• [Element data from apps and pages]
^^^^
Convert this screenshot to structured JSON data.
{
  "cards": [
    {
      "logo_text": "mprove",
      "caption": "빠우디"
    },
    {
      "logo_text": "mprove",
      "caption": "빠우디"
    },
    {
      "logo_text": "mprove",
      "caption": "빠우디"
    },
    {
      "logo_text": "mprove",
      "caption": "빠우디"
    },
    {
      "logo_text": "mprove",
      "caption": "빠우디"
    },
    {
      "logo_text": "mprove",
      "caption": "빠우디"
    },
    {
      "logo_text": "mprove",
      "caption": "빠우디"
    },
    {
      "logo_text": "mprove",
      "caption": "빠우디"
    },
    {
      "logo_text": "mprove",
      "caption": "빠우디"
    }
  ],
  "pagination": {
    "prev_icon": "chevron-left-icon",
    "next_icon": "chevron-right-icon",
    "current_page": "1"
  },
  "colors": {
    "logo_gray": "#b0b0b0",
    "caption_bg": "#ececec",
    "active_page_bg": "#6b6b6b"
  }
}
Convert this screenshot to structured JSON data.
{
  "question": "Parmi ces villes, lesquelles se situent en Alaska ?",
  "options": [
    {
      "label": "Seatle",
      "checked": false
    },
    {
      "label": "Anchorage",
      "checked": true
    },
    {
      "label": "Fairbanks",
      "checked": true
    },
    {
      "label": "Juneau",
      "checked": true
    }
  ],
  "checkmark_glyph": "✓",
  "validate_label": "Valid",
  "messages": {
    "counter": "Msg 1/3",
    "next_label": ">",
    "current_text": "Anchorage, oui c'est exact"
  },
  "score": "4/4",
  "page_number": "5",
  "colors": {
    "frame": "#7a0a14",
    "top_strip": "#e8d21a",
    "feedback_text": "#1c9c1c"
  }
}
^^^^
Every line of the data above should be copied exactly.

Convert this screenshot to structured JSON data.
{
  "cards": [
    {
      "logo_text": "mprove",
      "caption": "빠우디"
    },
    {
      "logo_text": "mprove",
      "caption": "빠우디"
    },
    {
      "logo_text": "mprove",
      "caption": "빠우디"
    },
    {
      "logo_text": "mprove",
      "caption": "빠우디"
    },
    {
      "logo_text": "mprove",
      "caption": "빠우디"
    },
    {
      "logo_text": "mprove",
      "caption": "빠우디"
    },
    {
      "logo_text": "mprove",
      "caption": "빠우디"
    },
    {
      "logo_text": "mprove",
      "caption": "빠우디"
    },
    {
      "logo_text": "mprove",
      "caption": "빠우디"
    }
  ],
  "pagination": {
    "prev_icon": "chevron-left-icon",
    "next_icon": "chevron-right-icon",
    "current_page": "1"
  },
  "colors": {
    "logo_gray": "#b0b0b0",
    "caption_bg": "#ececec",
    "active_page_bg": "#6b6b6b"
  }
}
Convert this screenshot to structured JSON data.
{
  "question": "Parmi ces villes, lesquelles se situent en Alaska ?",
  "options": [
    {
      "label": "Seatle",
      "checked": false
    },
    {
      "label": "Anchorage",
      "checked": true
    },
    {
      "label": "Fairbanks",
      "checked": true
    },
    {
      "label": "Juneau",
      "checked": true
    }
  ],
  "checkmark_glyph": "✓",
  "validate_label": "Valid",
  "messages": {
    "counter": "Msg 1/3",
    "next_label": ">",
    "current_text": "Anchorage, oui c'est exact"
  },
  "score": "4/4",
  "page_number": "5",
  "colors": {
    "frame": "#7a0a14",
    "top_strip": "#e8d21a",
    "feedback_text": "#1c9c1c"
  }
}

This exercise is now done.